Randolph Blackwell
Randolph Blackwell.jpg
Randolph Blackwell - Former Director (1977 – 1979) of the Minority Business Development Agency.
Born(1927-03-10)March 10, 1927
Greensboro, North Carolina
DiedMay 21, 1981(1981-05-21) (aged 54)
OccupationDirector of the Office of Minority Business Enterprise
Known forVeteran of the Civil Rights Movement
SpouseElizabeth Knox Blackwell

Randolph T. Blackwell (born March 10, 1927 in Greensboro, North Carolina, died May 21, 1981) was a veteran of the Civil Rights Movement, serving in Martin Luther King Jr.'s Southern Christian Leadership Conference, amongst other organizations.[1][2][3] Coretta Scott King described him as an "unsung giant" of nonviolent social change.[4]

In the late 1920s and early 1930s, Blackwell's father was active in Marcus Garvey's United Negro Improvement Association; Randolph attended association meetings with his father, and visited the prison where Garvey was held. In 1943, inspired by hearing Ella Baker speak, he founded a youth chapter of the NAACP in Greensboro. As a student in sociology at North Carolina A & T University (from which he graduated in 1949) he made an unsuccessful run for the state assembly.[4] He earned a law degree from Howard University in 1953, took an assistant professorship at Winston-Salem Teacher’s College and then became an associate professor in 1954 at Alabama A & M College, where he taught government.[1][2][3]

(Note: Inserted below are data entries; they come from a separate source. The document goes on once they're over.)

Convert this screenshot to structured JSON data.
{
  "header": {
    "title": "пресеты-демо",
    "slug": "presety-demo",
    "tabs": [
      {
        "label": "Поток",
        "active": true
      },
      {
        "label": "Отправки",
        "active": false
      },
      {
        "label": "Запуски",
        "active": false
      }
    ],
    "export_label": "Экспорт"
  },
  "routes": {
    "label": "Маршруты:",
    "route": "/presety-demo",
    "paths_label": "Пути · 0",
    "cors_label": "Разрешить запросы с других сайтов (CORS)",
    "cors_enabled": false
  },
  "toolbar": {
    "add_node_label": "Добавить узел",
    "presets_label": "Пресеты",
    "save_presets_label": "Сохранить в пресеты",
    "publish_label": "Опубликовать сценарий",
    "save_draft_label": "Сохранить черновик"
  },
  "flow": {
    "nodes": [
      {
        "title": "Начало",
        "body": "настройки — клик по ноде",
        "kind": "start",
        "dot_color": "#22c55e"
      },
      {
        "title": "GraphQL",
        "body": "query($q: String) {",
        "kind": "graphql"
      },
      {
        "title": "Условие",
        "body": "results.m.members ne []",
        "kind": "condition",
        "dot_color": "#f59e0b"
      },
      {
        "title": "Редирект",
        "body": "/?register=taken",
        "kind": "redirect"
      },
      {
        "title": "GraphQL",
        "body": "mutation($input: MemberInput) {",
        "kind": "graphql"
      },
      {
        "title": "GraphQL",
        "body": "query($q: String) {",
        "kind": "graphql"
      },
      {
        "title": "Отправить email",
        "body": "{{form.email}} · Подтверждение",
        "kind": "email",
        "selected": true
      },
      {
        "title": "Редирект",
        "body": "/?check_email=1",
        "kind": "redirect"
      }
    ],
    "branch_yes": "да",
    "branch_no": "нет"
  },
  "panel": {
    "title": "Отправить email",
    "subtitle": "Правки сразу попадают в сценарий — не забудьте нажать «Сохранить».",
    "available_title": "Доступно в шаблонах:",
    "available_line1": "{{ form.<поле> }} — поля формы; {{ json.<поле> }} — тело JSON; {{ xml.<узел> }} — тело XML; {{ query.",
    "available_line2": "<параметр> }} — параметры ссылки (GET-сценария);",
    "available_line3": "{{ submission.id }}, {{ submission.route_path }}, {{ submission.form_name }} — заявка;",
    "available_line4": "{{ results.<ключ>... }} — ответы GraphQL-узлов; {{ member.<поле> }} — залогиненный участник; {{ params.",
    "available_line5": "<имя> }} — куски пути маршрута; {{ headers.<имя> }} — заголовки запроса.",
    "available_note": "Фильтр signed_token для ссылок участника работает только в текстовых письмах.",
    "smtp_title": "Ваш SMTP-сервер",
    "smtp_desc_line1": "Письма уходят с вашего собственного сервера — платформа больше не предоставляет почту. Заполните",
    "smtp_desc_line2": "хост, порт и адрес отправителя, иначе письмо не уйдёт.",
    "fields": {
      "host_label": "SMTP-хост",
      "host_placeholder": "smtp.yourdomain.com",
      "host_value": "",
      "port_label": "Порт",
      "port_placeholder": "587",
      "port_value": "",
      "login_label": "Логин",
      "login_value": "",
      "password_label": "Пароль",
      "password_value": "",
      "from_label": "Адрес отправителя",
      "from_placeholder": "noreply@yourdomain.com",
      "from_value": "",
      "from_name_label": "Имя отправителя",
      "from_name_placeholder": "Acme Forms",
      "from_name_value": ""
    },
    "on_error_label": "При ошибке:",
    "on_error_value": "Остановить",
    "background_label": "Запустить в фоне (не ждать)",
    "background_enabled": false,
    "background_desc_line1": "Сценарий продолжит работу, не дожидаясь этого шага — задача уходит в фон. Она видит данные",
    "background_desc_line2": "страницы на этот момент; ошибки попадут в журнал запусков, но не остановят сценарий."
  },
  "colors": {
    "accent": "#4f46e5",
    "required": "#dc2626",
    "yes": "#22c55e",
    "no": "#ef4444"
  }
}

While at Alabama A & M, Blackwell became a leader of the 1962 student sit-ins in nearby Huntsville, Alabama. He left academia in 1963 and became a field director in the Voter Education Project, an organization that promoted voter registration among blacks in the South.[2][3] In March 1963, while attempting to register black voters in Greenwood, Mississippi with Bob Moses and Jimmy Travis of the Student Nonviolent Coordinating Committee, the car they were driving was fired on. Blackwell and Moses escaped injury but Travis was shot and hospitalized;[5] the shooting brought national media attention to the struggle in the south, energized the civil rights movement, and forced the Kennedy administration to investigate.[6] Blackwell became the program director of the Southern Christian Leadership Conference in 1964, but after a disagreement with Hosea Williams, he left the organization in 1966 and became the director of Southern Rural Action, an anti-poverty organization in the Deep South.[1][2][3][7][8]

From 1977 to 1979, in the presidency of Jimmy Carter, Blackwell was director of the Office of Minority Business Enterprise in the U.S. Department of Commerce,[2][3] but was beset there by charges of mismanagement.[9]

In 1976, the King Center for Nonviolent Social Change gave him its Martin Luther King Jr. Nonviolent Peace Prize, and in 1978 the National Bar Association gave him their Equal Justice Award.[2][3]


  1. ^ a b c Chafe, William H. (1981). Civilities and civil rights: Greensboro, North Carolina, and the Black struggle for freedom. Oxford University Press. p. 21. ISBN 0-19-502625-X. Retrieved 2020-08-27 – via Google Books.
  2. ^ a b c d e f "Blackwell, Randolph T. - Biography: March 10, 1927 to May 21, 1981". King Encyclopedia. Stanford: The Martin Luther King, Jr. Research and Education Institute. Retrieved 2020-08-27.
  3. ^ a b c d e f Blackwell, Randolph; Chafe, William H. (1973-05-05). "Oral History Interview with Randolph Blackwell by William Chafe". Civil Rights Greensboro. University of North Carolina at Greensboro. Retrieved 2020-08-27.
  4. ^ a b Campbell, Colin (1981-05-23). "Randolph T. Blackwell, a Leader in Helping Poor Blacks in South". The New York Times. p. 21. Retrieved 2020-08-27.
  5. ^ "Shooting angers rights leader; big campaign set in Mississippi". Times-News. United Press International. 1963-03-02. p. 1. Retrieved 2020-08-27 – via Google News..
  6. ^ Lytle, Mark H. (2006). America's uncivil wars: the Sixties era from Elvis to the fall of Richard Nixon. Oxford University Press. p. 133. ISBN 978-0-19-517497-7. Retrieved 2020-08-26 – via Internet Archive..
  7. ^ "Rural Action Helps to Give Poor Southern Blacks Jobs and Pride". The New York Times. 1972-05-08. p. 55. Retrieved 2020-08-27.
  8. ^ Mitchell, Grayson (January 1975). "Southern Blacks Help Themselves". Ebony. Vol. XXX, no. 3. pp. 78–87. Retrieved 2020-08-27 – via Google Books.
  9. ^ Anderson, Jack (1978-01-27). "Blackwell: A Good Man in the Wrong Job". The Hour. United Feature Syndicate. p. 3. Retrieved 2020-08-27 – via Google News..